The time-capped viewing approach, the fact that this is streaming-only (no time-shifting), and PC-only leaves me thinking that this announcement is no big deal. Netflix has some time yet, but it's actually quite hard to see how they, or any other independent digital video store, hitch a ride on the online digital video train. The device manufacturers and network companies (telcos and cable companies) are in much better positions to control this market.

Devices

People invest a decent amount of money on in-home entertainment stuff: TVs, home theater audio systems, DVD players, and the services required to make use of it all. The TV, for better or worse, is the focus of home entertainment. Netflix probably knows this better than anyone. Unfortunately, their service doesn't get them into the living room; a huge problem for them. To get from the net-connected PC to the TV, you need hardware (and home networking). Obviously the first company that springs to mind is Apple with their Apple TV product, but, with the Xbox 360, Windows Home Server, the largest-selling OS in the world, and other assets, I'd say Microsoft has a pretty fair shot here, too.

What's more, Apple and Microsoft can offer more than just movies and TV shows from the net with their digital home solutions. They can put your ever-growing library of personal media at your disposal throughout the house: your pictures and home movies. And, of course, there's the music thing. As compelling as devices from Sling Media are, they lack the tight integration with the big OS/OS+box vendors' personal media suites.

I know, that barely sounded like English.

Telcos and cable companies

I bring up these guys because neither Apple nor Microsoft have real answers to the question of integrating TV over cable into their media hubs. If there's one hard lesson that TiVo has taught us, it's that the cable company (and, more often now, the phone company) doesn't like giving ground to others in the living room; not when it comes to watching TV, anyway. TiVo does the most creditable job, but, generally, third parties have a hard time going toe-to-toe with the cable companies when it comes to set-top devices. Obviously, the cable companies have little incentive to play nice and open their systems to all comers, since their bundling of services and set-top hardware allows them to charge a premium price. As a consequence, solutions to allow third-parties to tap cable networks, like CableCard, are pretty unsatisfying in practice. If the cable company has that direct line to your living room TV, they're going to fight the idea sharing it.

On the other hand, they cable and phone companies don't have control over the desktops and laptops in people's homes.
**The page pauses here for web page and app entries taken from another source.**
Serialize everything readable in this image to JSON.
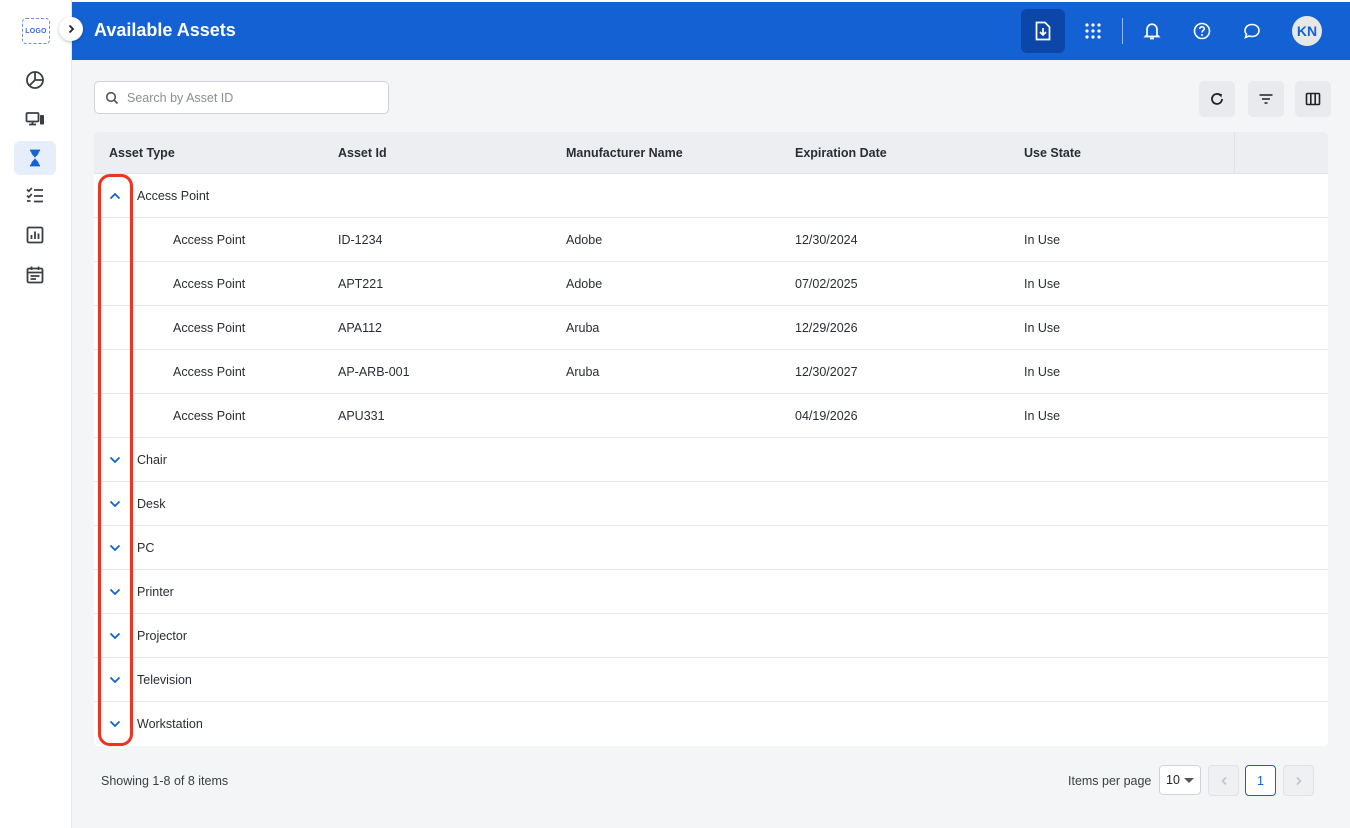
{
  "app": {
    "logo_text": "LOGO",
    "title": "Available Assets",
    "user_initials": "KN",
    "accent_color": "#1461d4",
    "highlight_color": "#f0321f"
  },
  "rail": {
    "items": [
      {
        "icon": "dashboard-pie-icon"
      },
      {
        "icon": "devices-icon"
      },
      {
        "icon": "hourglass-icon",
        "active": true
      },
      {
        "icon": "checklist-icon"
      },
      {
        "icon": "report-chart-icon"
      },
      {
        "icon": "calendar-icon"
      }
    ]
  },
  "topbar_actions": [
    "download-icon",
    "apps-grid-icon",
    "bell-icon",
    "help-icon",
    "chat-icon"
  ],
  "search": {
    "placeholder": "Search by Asset ID"
  },
  "toolbar": [
    "refresh-icon",
    "filter-icon",
    "columns-icon"
  ],
  "table": {
    "columns": [
      "Asset Type",
      "Asset Id",
      "Manufacturer Name",
      "Expiration Date",
      "Use State"
    ],
    "groups": [
      {
        "label": "Access Point",
        "expanded": true,
        "rows": [
          [
            "Access Point",
            "ID-1234",
            "Adobe",
            "12/30/2024",
            "In Use"
          ],
          [
            "Access Point",
            "APT221",
            "Adobe",
            "07/02/2025",
            "In Use"
          ],
          [
            "Access Point",
            "APA112",
            "Aruba",
            "12/29/2026",
            "In Use"
          ],
          [
            "Access Point",
            "AP-ARB-001",
            "Aruba",
            "12/30/2027",
            "In Use"
          ],
          [
            "Access Point",
            "APU331",
            "",
            "04/19/2026",
            "In Use"
          ]
        ]
      },
      {
        "label": "Chair",
        "expanded": false
      },
      {
        "label": "Desk",
        "expanded": false
      },
      {
        "label": "PC",
        "expanded": false
      },
      {
        "label": "Printer",
        "expanded": false
      },
      {
        "label": "Projector",
        "expanded": false
      },
      {
        "label": "Television",
        "expanded": false
      },
      {
        "label": "Workstation",
        "expanded": false
      }
    ]
  },
  "footer": {
    "showing": "Showing 1-8 of 8 items",
    "items_per_page_label": "Items per page",
    "items_per_page": "10",
    "current_page": "1"
  }
}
Since many of us ar building extensive personal libraries of files, photos, music, and movies, bridging that gap is important. Personal computers also happen to be the hub of choice for connecting or synching your digital information with other devices, like iPods and smartphones. So, while there's no question the cable and telephone companies occupy some strategic ground in the digital home, they're far from delivering us a true solution all by themselves.

Whither Netflix?

A lot of companies have some real upside in the emergence of the digital living room. Netflix, unfortunately, isn't one of them. Their current business exploits weaknesses in the old Blockbuster et al business model, and lives in an ever shrinking gap between the bandwidth of DVD+the USPS and broadband ISPs. It's further sustained by the genuine fear among movie and TV studios of an all-digital world but, as services like the iTunes Store and Xbox Live Marketplace expand their video catalog, that's slowly being eroded as well.

The conditions that allow Netflix's core business exist are slowly disappearing. It makes sense for them to move into the gaps early themselves, but their lack of any real strategic stronghold (either of their own making, or through partnerships) in the digital living room leaves them extremely vulnerable. On the one hand, this looks like a feeble response from Netflix, on the other hand, I'm not sure what else they could do.

Link

 

{ 0 comments }